There has been a large increase in the value of fertiliser imported to WA compared with other states.
THERE have been concerns throughout this season about the lack of available urea, which we believe is the case in specific geographies.
Urea is like a power-packed food for crops, especially grains. Just as humans need balanced nutrition to grow and stay healthy, plants need certain nutrients to flourish.
Nitrogen is one of the most important nutrients for plants. Urea is a type of fertiliser rich in this vital ingredient, helping plants get the nutrition they need to produce bountiful and healthy grains.
Imagine a field without enough nutrition. The plants might be weak, produce fewer grains, and might not even taste as good. This is where urea comes in.
When farmers spread urea on their fields, it’s like giving their crops a hearty meal. This ensures that we get more food from each field and the grains are of good quality.
This year there have been rumours of urea shortages around the country. In reality, the fertiliser trade has done a fantastic job. In 2023, record volumes of urea have been imported into Australia.
Let’s look at the numbers.
In the first eight months of 2023, more than 2.5 million tonnes of urea were imported. Is this a lot or a little?
Let’s put it into perspective.
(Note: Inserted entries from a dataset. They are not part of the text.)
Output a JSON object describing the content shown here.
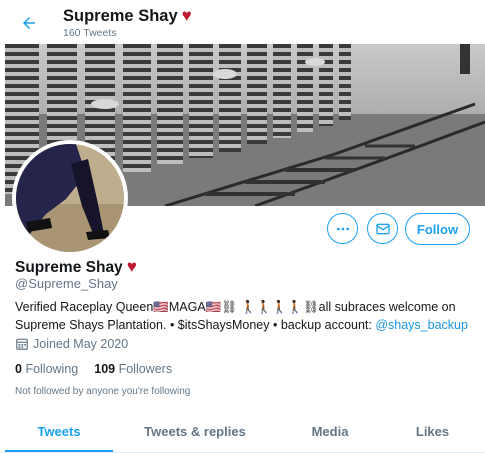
{
  "header": {
    "name": "Supreme Shay",
    "heart": "♥",
    "tweet_count": "160 Tweets"
  },
  "profile": {
    "name": "Supreme Shay",
    "heart": "♥",
    "handle": "@Supreme_Shay",
    "bio_text": "Verified Raceplay Queen🇺🇸MAGA🇺🇸⛓ 🚶🏿🚶🏿🚶🏿🚶🏿⛓all subraces welcome on Supreme Shays Plantation. • $itsShaysMoney • backup account: ",
    "bio_link": "@shays_backup",
    "joined": "Joined May 2020",
    "following_count": "0",
    "following_label": "Following",
    "followers_count": "109",
    "followers_label": "Followers",
    "not_followed": "Not followed by anyone you're following"
  },
  "actions": {
    "follow_label": "Follow",
    "more_icon": "more-dots-icon",
    "message_icon": "envelope-icon"
  },
  "tabs": [
    {
      "label": "Tweets",
      "active": true
    },
    {
      "label": "Tweets & replies",
      "active": false
    },
    {
      "label": "Media",
      "active": false
    },
    {
      "label": "Likes",
      "active": false
    }
  ],
  "colors": {
    "accent": "#1da1f2",
    "heart": "#be1931",
    "secondary_text": "#657786"
  }
}
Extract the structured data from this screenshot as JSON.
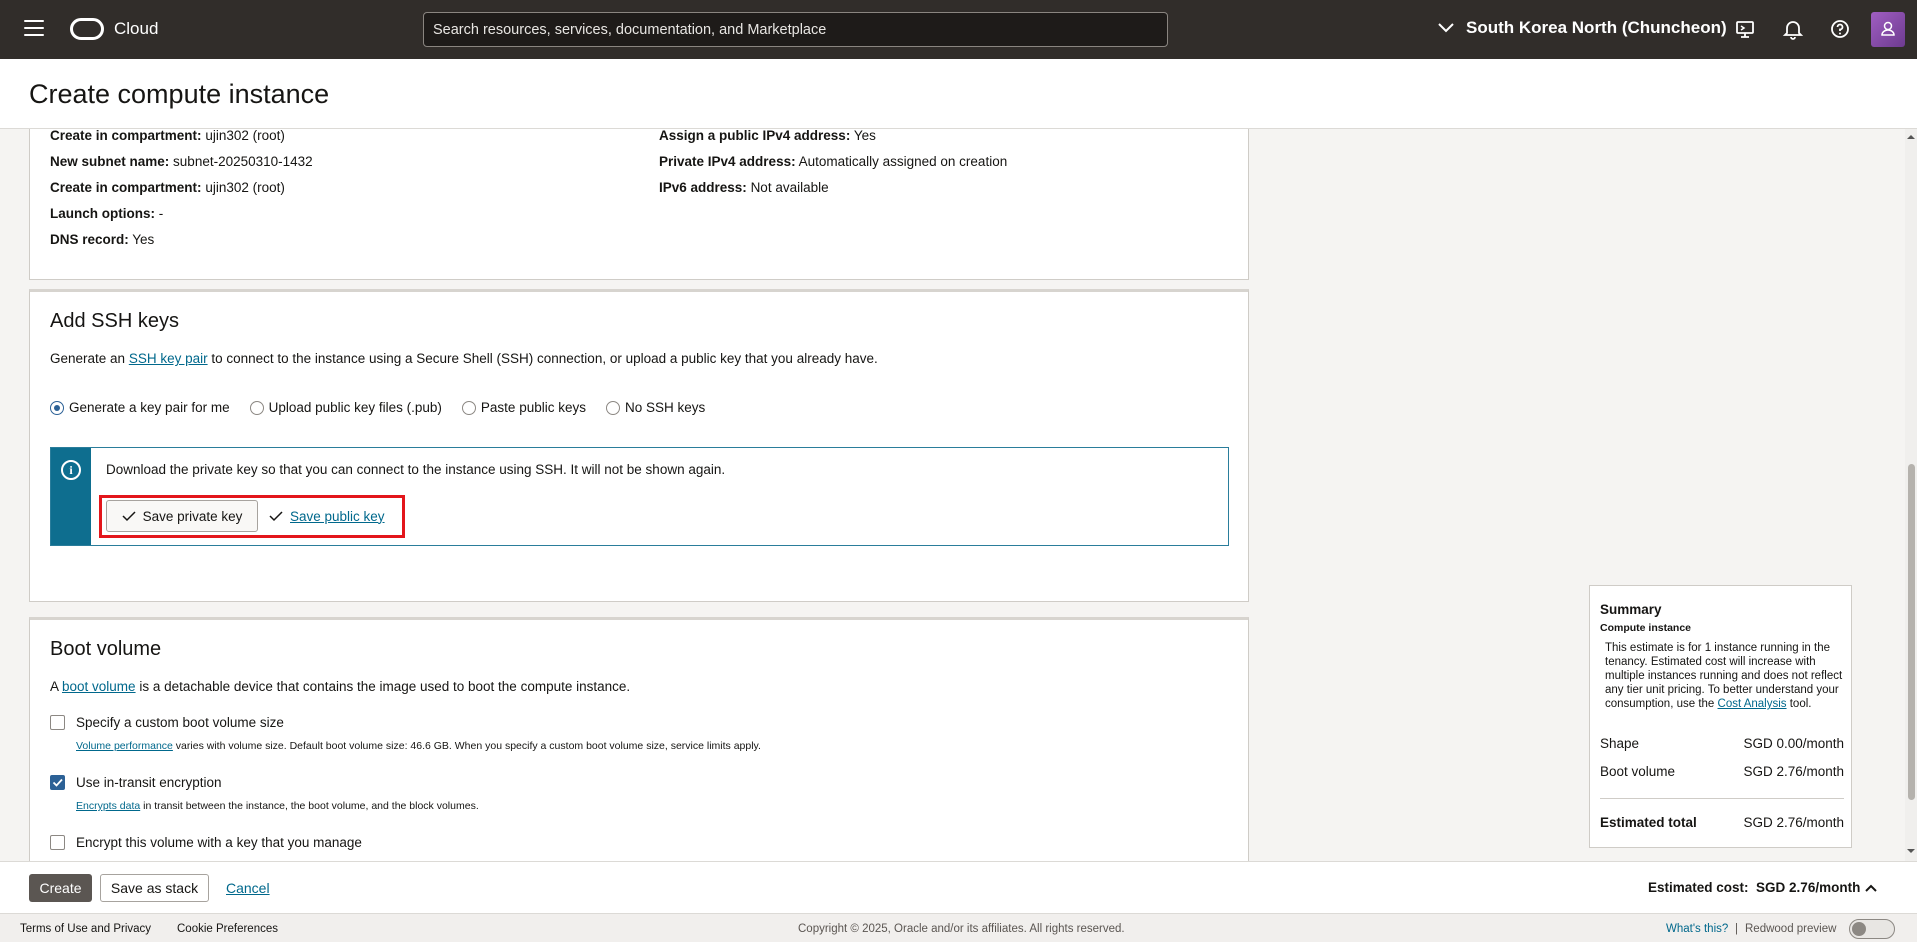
{
  "header": {
    "brand": "Cloud",
    "search_placeholder": "Search resources, services, documentation, and Marketplace",
    "region": "South Korea North (Chuncheon)"
  },
  "page": {
    "title": "Create compute instance"
  },
  "networking_summary": {
    "left": [
      {
        "label": "Create in compartment:",
        "value": "ujin302 (root)"
      },
      {
        "label": "New subnet name:",
        "value": "subnet-20250310-1432"
      },
      {
        "label": "Create in compartment:",
        "value": "ujin302 (root)"
      },
      {
        "label": "Launch options:",
        "value": "-"
      },
      {
        "label": "DNS record:",
        "value": "Yes"
      }
    ],
    "right": [
      {
        "label": "Assign a public IPv4 address:",
        "value": "Yes"
      },
      {
        "label": "Private IPv4 address:",
        "value": "Automatically assigned on creation"
      },
      {
        "label": "IPv6 address:",
        "value": "Not available"
      }
    ]
  },
  "ssh": {
    "title": "Add SSH keys",
    "desc_before": "Generate an ",
    "desc_link": "SSH key pair",
    "desc_after": " to connect to the instance using a Secure Shell (SSH) connection, or upload a public key that you already have.",
    "options": [
      "Generate a key pair for me",
      "Upload public key files (.pub)",
      "Paste public keys",
      "No SSH keys"
    ],
    "selected": "Generate a key pair for me",
    "info_text": "Download the private key so that you can connect to the instance using SSH. It will not be shown again.",
    "save_private_label": "Save private key",
    "save_public_label": "Save public key"
  },
  "boot": {
    "title": "Boot volume",
    "desc_before": "A ",
    "desc_link": "boot volume",
    "desc_after": " is a detachable device that contains the image used to boot the compute instance.",
    "custom_size_label": "Specify a custom boot volume size",
    "perf_link": "Volume performance",
    "perf_note": " varies with volume size. Default boot volume size: 46.6 GB. When you specify a custom boot volume size, service limits apply.",
    "transit_label": "Use in-transit encryption",
    "transit_link": "Encrypts data",
    "transit_note": " in transit between the instance, the boot volume, and the block volumes.",
    "encrypt_label": "Encrypt this volume with a key that you manage"
  },
  "summary": {
    "title": "Summary",
    "subtitle": "Compute instance",
    "desc": "This estimate is for 1 instance running in the tenancy. Estimated cost will increase with multiple instances running and does not reflect any tier unit pricing. To better understand your consumption, use the ",
    "desc_link": "Cost Analysis",
    "desc_end": " tool.",
    "shape_label": "Shape",
    "shape_value": "SGD 0.00/month",
    "boot_label": "Boot volume",
    "boot_value": "SGD 2.76/month",
    "total_label": "Estimated total",
    "total_value": "SGD 2.76/month"
  },
  "actions": {
    "create": "Create",
    "save_stack": "Save as stack",
    "cancel": "Cancel",
    "est_label": "Estimated cost:",
    "est_value": "SGD 2.76/month"
  },
  "footer": {
    "terms": "Terms of Use and Privacy",
    "cookies": "Cookie Preferences",
    "copyright": "Copyright © 2025, Oracle and/or its affiliates. All rights reserved.",
    "whats_this": "What's this?",
    "sep": "|",
    "redwood": "Redwood preview"
  }
}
Compared to 2021, imports so far this year are up 316,000t, with that figure hitting 369,000t above 2022 levels so far.
These were the two previous record years for imports of urea, and we have smashed it.
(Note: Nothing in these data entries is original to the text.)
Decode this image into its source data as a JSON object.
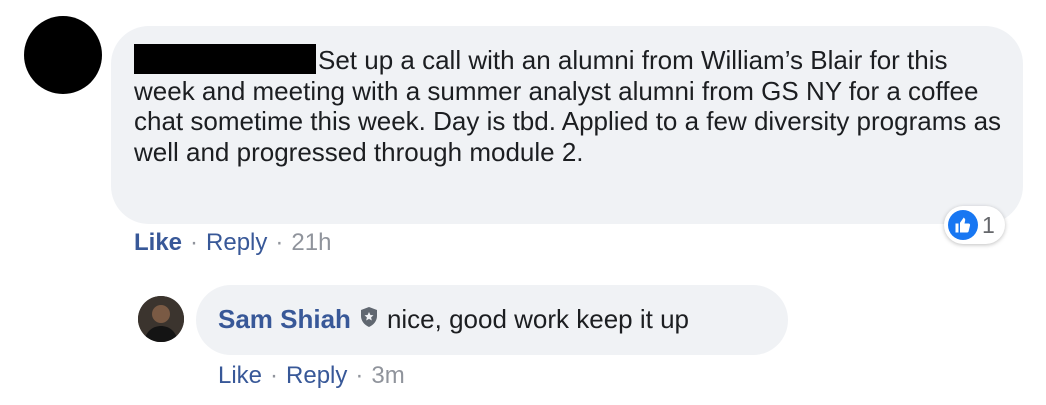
{
  "comment": {
    "author_redacted": true,
    "text": "Set up a call with an alumni from William’s Blair for this week and meeting with a summer analyst alumni from GS NY for a coffee chat sometime this week. Day is tbd. Applied to a few diversity programs as well and progressed through module 2.",
    "reaction_icon": "like-icon",
    "reaction_count": "1",
    "actions": {
      "like": "Like",
      "reply": "Reply",
      "time": "21h"
    }
  },
  "reply": {
    "author": "Sam Shiah",
    "badge_icon": "shield-icon",
    "text": "nice, good work keep it up",
    "actions": {
      "like": "Like",
      "reply": "Reply",
      "time": "3m"
    }
  },
  "colors": {
    "link": "#385898",
    "like_blue": "#1877f2",
    "bubble": "#f0f2f5",
    "muted": "#90949c"
  }
}
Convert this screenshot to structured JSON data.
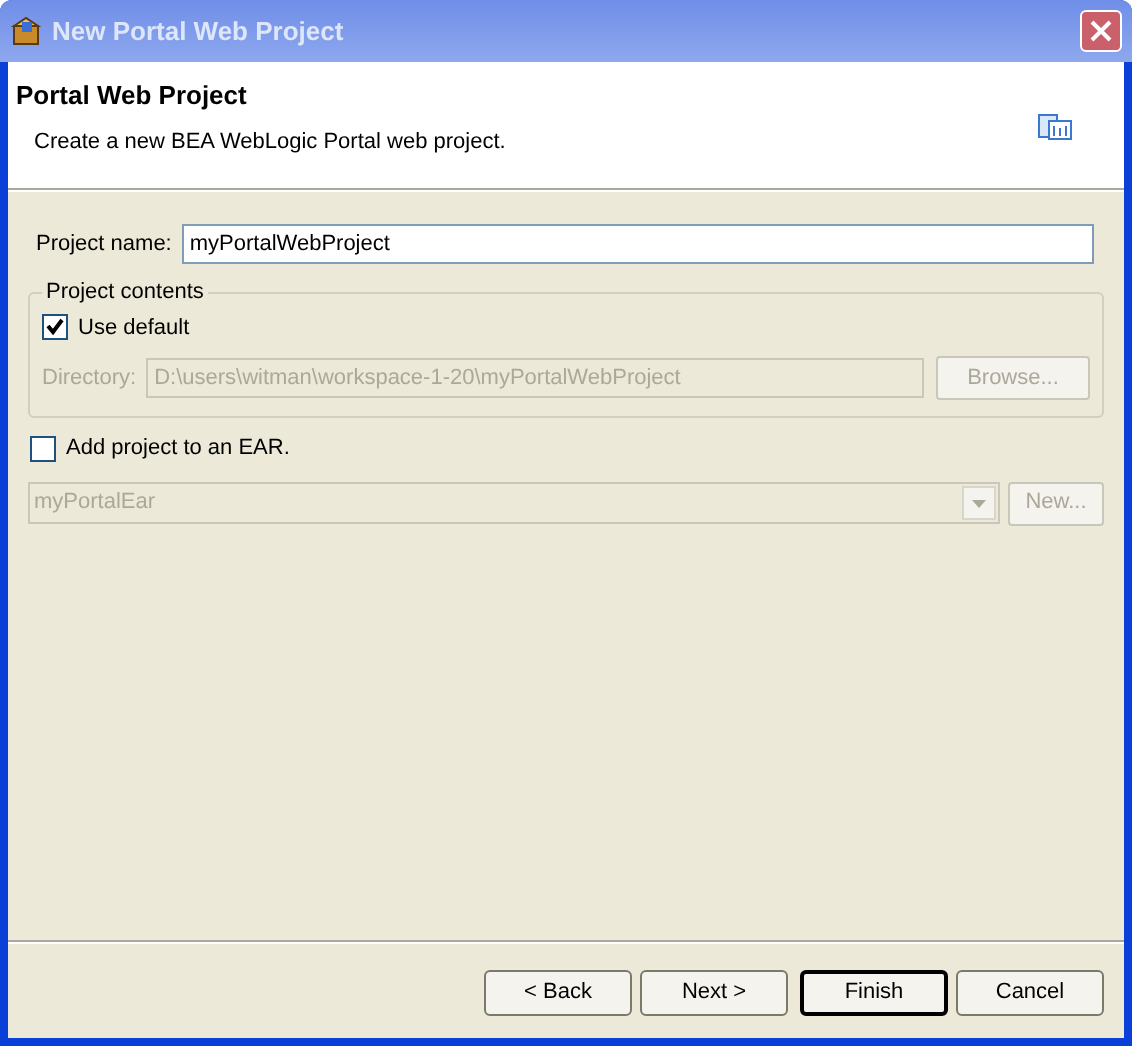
{
  "window": {
    "title": "New Portal Web Project"
  },
  "header": {
    "title": "Portal Web Project",
    "description": "Create a new BEA WebLogic Portal web project."
  },
  "project_name": {
    "label": "Project name:",
    "value": "myPortalWebProject"
  },
  "project_contents": {
    "legend": "Project contents",
    "use_default": {
      "label": "Use default",
      "checked": true
    },
    "directory": {
      "label": "Directory:",
      "value": "D:\\users\\witman\\workspace-1-20\\myPortalWebProject",
      "disabled": true
    },
    "browse_button": {
      "label": "Browse...",
      "disabled": true
    }
  },
  "add_to_ear": {
    "label": "Add project to an EAR.",
    "checked": false
  },
  "ear_combo": {
    "value": "myPortalEar",
    "disabled": true
  },
  "new_button": {
    "label": "New...",
    "disabled": true
  },
  "buttons": [
    {
      "label": "< Back",
      "default": false
    },
    {
      "label": "Next >",
      "default": false
    },
    {
      "label": "Finish",
      "default": true
    },
    {
      "label": "Cancel",
      "default": false
    }
  ]
}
I was expecting we would see a huge crash when the August numbers came in, but that hasn’t been the case.
I was discussing Australian imports with an industry contact, who got onto the topic of scarcity and that it is a sales technique as old as the hills.
This technique intends to create a sense of urgency among potential customers, nudging them to make a purchase more quickly than they might otherwise. The perceived rarity or imminent unavailability of the item can increase its perceived value and desirability.
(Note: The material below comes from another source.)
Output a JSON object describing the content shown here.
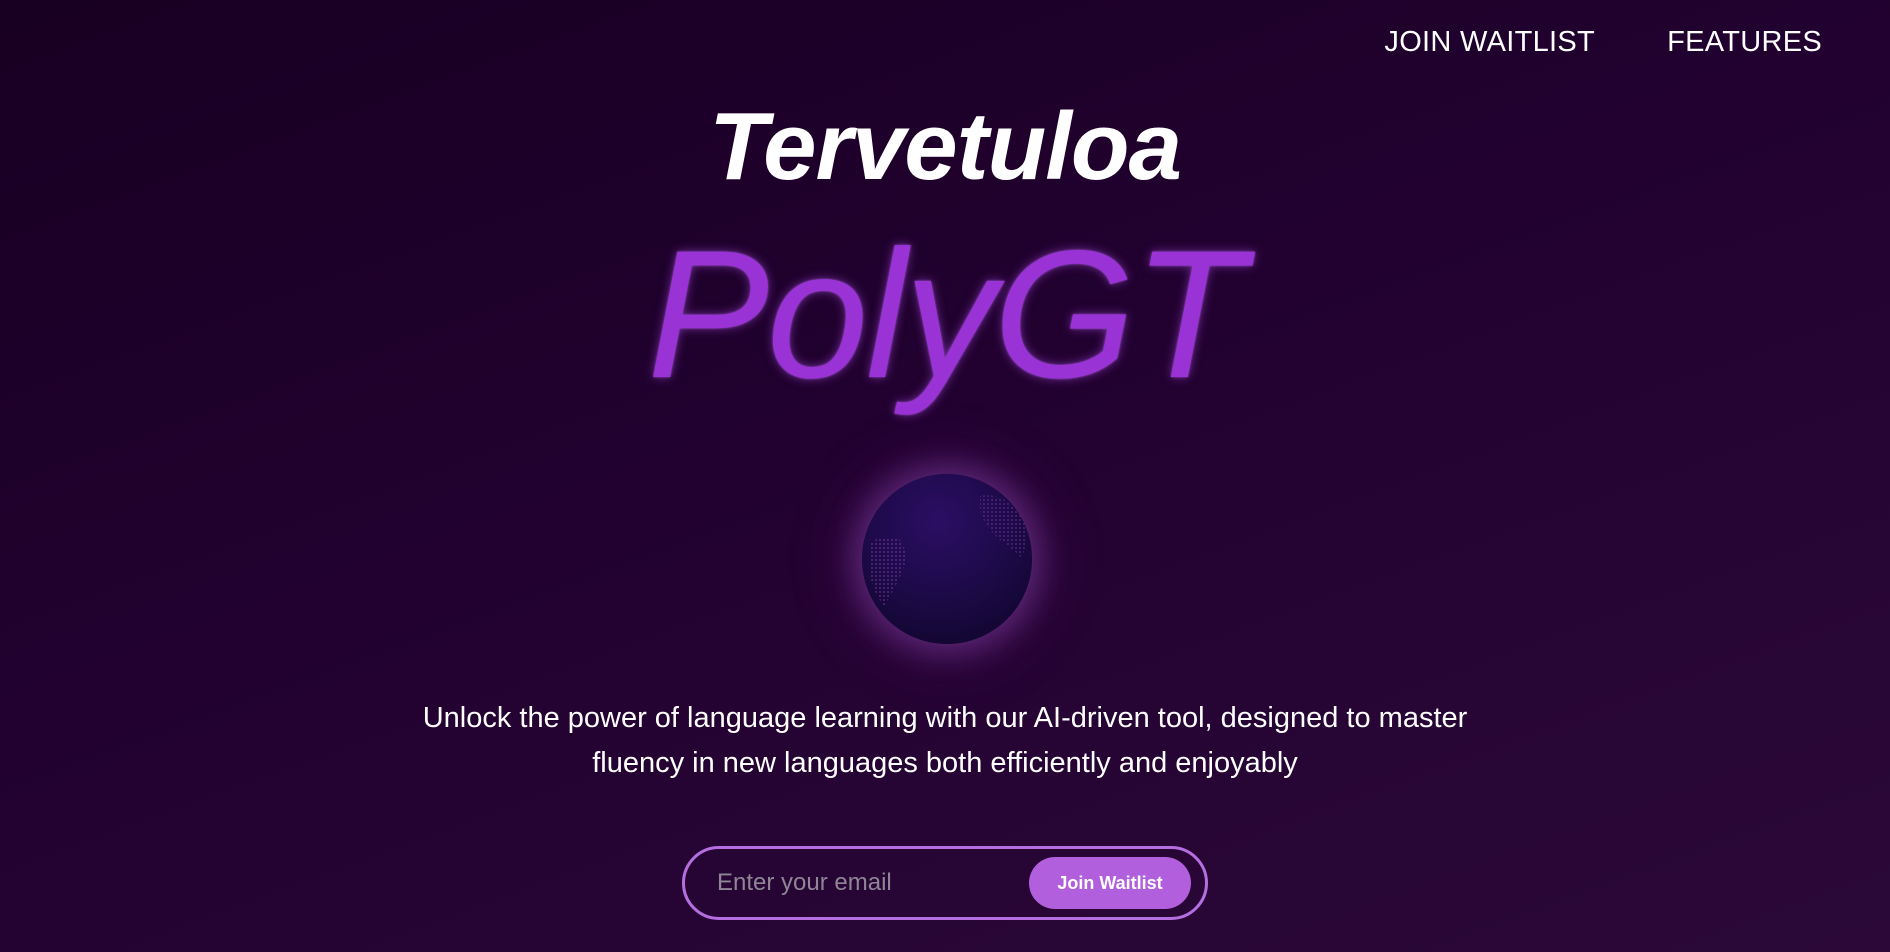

I am not saying this is the case currently, but it does seem we hear the old ‘get in quick before we run out’ advice every year.
We can only outline what the data says and, on a national level, imports have been huge.
So where has it gone?
As always, as analysts we like to delve further into topics to see if we can get a clearer picture of the market.
There are some caveats with this data, in that the data is based on the value of fertiliser imports, not the volume, and not refined to fertiliser type. It is there to give a trend. The value of imports has been strong so far this year.
The chart above shows the average annual composition of fertiliser in each state, along with the 2023 composition. We can see there has been a large increase in the value of fertiliser imported to Western Australia compared with other states.
And in terms of annual imports, there has been a sharp increase in imports into WA relative to the other states.
This follows anecdotal information that WA has struggled less with access to fertilisers than the other states.
• Andrew Whitelaw is co-founder and director of Episode 3 (EP3)